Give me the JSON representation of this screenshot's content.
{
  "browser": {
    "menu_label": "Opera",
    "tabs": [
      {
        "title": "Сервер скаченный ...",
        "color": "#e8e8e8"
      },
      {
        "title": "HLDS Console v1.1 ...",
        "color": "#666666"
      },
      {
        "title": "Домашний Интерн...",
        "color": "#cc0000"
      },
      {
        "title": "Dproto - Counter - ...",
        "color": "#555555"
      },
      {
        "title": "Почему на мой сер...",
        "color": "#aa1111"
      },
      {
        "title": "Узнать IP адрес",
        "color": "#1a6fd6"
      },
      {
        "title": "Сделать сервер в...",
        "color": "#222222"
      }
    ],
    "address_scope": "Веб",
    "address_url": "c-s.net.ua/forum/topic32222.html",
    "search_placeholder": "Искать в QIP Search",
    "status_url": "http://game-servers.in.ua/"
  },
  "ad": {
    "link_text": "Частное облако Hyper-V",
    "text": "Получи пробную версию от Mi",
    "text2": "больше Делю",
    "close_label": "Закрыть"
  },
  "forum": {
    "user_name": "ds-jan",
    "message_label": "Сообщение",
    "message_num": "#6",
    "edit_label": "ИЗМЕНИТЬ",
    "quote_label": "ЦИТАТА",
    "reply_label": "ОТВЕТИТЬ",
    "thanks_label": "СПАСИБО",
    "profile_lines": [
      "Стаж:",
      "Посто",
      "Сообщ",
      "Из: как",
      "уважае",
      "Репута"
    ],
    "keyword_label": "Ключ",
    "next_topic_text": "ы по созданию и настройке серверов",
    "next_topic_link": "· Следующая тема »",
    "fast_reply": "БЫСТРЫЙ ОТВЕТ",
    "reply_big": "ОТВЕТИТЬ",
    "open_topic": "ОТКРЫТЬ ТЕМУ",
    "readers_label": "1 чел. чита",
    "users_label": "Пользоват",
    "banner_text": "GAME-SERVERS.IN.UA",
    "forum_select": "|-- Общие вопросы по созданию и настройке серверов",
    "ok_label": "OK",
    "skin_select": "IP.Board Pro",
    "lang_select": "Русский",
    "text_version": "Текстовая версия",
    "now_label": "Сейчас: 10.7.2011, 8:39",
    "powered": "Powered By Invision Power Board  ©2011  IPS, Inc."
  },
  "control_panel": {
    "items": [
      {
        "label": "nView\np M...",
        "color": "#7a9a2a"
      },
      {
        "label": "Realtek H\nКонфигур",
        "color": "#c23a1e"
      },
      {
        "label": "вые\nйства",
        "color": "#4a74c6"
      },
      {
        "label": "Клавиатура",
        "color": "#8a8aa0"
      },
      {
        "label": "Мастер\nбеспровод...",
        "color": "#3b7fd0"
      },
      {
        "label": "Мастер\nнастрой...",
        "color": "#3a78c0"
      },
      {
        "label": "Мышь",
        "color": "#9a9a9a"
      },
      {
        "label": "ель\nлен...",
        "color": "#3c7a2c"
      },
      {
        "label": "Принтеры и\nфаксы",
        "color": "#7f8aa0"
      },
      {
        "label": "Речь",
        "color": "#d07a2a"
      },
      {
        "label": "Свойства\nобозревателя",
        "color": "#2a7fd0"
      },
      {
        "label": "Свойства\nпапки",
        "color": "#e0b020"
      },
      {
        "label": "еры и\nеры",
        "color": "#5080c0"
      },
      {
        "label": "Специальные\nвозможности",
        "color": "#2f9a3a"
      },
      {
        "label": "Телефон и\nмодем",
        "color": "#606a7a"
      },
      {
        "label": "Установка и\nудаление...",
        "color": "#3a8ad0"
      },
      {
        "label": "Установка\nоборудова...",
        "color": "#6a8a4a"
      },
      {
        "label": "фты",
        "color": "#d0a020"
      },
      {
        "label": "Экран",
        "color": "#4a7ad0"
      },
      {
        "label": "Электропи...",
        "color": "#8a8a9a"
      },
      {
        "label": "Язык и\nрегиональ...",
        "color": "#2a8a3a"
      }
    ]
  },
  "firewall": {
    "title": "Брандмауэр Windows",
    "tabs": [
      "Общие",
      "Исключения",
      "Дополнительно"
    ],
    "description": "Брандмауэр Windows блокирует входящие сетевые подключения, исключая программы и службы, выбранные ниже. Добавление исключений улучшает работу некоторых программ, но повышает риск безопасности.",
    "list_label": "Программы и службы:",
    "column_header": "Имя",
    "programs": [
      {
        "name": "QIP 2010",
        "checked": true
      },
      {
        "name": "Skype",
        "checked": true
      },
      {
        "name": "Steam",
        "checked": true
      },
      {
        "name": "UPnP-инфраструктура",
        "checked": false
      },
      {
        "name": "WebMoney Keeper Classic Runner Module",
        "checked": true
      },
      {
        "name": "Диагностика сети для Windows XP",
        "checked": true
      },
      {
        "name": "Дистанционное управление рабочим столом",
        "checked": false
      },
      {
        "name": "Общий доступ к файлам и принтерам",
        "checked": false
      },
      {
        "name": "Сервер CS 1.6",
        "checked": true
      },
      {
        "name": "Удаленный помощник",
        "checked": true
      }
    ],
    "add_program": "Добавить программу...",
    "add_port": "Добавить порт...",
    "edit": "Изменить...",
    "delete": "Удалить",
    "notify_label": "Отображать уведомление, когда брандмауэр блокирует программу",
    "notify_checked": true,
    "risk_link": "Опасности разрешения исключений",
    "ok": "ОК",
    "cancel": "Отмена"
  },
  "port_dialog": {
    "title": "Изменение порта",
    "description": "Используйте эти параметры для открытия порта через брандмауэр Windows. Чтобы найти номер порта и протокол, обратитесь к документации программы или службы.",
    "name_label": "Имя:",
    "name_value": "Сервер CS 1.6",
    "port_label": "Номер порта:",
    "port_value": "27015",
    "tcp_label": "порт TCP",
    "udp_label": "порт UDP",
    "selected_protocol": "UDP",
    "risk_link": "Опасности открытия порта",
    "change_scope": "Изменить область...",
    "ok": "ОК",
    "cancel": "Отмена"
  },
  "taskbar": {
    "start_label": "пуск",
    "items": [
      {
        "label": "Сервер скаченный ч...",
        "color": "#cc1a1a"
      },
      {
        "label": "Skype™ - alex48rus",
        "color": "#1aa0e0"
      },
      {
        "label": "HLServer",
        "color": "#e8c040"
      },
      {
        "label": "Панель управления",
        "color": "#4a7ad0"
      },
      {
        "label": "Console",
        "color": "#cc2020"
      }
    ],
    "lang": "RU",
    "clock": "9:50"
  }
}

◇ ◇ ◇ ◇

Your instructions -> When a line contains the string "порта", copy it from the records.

Exercise response ->
    "title": "Изменение порта",
    "description": "Используйте эти параметры для открытия порта через брандмауэр Windows. Чтобы найти номер порта и протокол, обратитесь к документации программы или службы.",
    "port_label": "Номер порта:",
    "risk_link": "Опасности открытия порта",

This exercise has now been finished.